- [ABOUT THIS EXERCISE]
Your answer must be every line of the data that holds the string "subtitle".

- [INPUT FOR THIS TASK]
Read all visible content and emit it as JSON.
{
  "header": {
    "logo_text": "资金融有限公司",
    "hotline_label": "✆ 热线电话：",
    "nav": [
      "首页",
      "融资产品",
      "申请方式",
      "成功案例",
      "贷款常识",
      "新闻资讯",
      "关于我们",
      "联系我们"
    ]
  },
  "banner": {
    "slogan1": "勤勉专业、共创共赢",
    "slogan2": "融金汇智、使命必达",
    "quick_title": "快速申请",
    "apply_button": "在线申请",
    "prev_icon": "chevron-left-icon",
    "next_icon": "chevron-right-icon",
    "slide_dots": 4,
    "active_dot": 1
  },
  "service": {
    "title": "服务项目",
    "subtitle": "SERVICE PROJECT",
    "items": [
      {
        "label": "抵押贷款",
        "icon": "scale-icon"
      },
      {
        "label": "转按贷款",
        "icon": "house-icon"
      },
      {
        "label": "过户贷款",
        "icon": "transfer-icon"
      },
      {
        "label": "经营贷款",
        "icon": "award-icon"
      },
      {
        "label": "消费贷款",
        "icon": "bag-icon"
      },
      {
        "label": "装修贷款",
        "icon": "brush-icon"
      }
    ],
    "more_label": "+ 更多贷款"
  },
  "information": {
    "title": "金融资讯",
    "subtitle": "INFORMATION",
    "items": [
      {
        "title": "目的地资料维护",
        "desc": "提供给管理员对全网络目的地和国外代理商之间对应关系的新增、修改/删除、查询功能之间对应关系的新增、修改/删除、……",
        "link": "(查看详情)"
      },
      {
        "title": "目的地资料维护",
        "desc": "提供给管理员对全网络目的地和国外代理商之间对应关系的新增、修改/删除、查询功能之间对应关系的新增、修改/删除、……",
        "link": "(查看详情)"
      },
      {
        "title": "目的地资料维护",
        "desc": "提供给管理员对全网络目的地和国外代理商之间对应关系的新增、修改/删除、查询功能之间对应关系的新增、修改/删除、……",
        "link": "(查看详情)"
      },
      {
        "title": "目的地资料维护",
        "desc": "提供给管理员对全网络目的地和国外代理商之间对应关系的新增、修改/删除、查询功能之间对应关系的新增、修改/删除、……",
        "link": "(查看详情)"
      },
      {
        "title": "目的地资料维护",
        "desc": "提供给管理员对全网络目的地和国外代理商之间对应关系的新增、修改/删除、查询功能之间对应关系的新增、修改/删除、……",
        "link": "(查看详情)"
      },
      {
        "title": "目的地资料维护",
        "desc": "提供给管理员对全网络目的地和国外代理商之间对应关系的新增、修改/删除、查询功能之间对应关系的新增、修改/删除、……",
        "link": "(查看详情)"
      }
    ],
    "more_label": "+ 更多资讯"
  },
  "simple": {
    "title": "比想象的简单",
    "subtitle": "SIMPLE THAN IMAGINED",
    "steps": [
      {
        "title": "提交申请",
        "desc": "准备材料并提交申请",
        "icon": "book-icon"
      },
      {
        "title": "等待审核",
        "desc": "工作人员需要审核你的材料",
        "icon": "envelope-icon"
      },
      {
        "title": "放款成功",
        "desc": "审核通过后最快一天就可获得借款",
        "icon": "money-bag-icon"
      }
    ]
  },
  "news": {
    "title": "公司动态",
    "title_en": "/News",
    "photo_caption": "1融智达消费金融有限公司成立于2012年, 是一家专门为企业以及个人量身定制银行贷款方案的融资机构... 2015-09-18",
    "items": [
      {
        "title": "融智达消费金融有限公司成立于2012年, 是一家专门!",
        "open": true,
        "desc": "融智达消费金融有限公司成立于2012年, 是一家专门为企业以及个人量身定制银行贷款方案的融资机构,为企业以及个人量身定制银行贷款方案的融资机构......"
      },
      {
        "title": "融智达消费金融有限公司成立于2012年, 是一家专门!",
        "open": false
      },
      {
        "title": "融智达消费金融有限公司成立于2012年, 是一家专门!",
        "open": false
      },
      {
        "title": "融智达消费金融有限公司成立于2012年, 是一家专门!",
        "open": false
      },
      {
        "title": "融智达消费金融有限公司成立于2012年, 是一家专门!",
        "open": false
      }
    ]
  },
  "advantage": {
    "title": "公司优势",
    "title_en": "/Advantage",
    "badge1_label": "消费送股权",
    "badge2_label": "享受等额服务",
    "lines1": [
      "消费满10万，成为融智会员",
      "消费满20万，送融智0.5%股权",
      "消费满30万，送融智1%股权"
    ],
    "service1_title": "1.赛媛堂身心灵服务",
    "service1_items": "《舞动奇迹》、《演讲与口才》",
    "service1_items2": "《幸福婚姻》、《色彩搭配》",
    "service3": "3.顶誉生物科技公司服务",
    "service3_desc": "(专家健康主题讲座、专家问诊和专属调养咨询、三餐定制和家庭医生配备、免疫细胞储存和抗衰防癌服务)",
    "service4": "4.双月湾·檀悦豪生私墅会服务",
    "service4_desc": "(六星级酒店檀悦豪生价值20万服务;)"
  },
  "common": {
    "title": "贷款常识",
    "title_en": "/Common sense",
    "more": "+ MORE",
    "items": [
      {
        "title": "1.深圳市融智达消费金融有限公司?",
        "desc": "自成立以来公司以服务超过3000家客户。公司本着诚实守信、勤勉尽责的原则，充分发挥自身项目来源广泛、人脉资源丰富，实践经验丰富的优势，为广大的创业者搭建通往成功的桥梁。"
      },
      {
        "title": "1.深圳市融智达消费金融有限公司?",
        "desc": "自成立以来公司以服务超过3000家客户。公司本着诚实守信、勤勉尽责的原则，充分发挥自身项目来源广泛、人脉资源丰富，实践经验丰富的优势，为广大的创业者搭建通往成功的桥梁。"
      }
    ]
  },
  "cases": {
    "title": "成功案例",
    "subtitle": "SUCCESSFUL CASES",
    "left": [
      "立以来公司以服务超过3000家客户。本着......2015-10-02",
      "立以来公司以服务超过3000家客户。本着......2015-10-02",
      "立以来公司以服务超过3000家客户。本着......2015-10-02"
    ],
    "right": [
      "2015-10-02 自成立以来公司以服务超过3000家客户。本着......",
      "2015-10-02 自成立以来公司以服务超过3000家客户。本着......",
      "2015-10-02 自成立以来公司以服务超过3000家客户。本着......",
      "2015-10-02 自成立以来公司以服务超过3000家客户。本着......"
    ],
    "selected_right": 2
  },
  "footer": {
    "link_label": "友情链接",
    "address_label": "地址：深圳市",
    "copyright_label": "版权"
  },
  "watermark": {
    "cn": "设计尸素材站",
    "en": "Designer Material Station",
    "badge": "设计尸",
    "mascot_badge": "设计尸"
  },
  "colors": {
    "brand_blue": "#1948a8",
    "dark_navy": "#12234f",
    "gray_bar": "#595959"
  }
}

- [RESULT OF THE TASK]
    "subtitle": "SERVICE PROJECT",
    "subtitle": "INFORMATION",
    "subtitle": "SIMPLE THAN IMAGINED",
    "subtitle": "SUCCESSFUL CASES",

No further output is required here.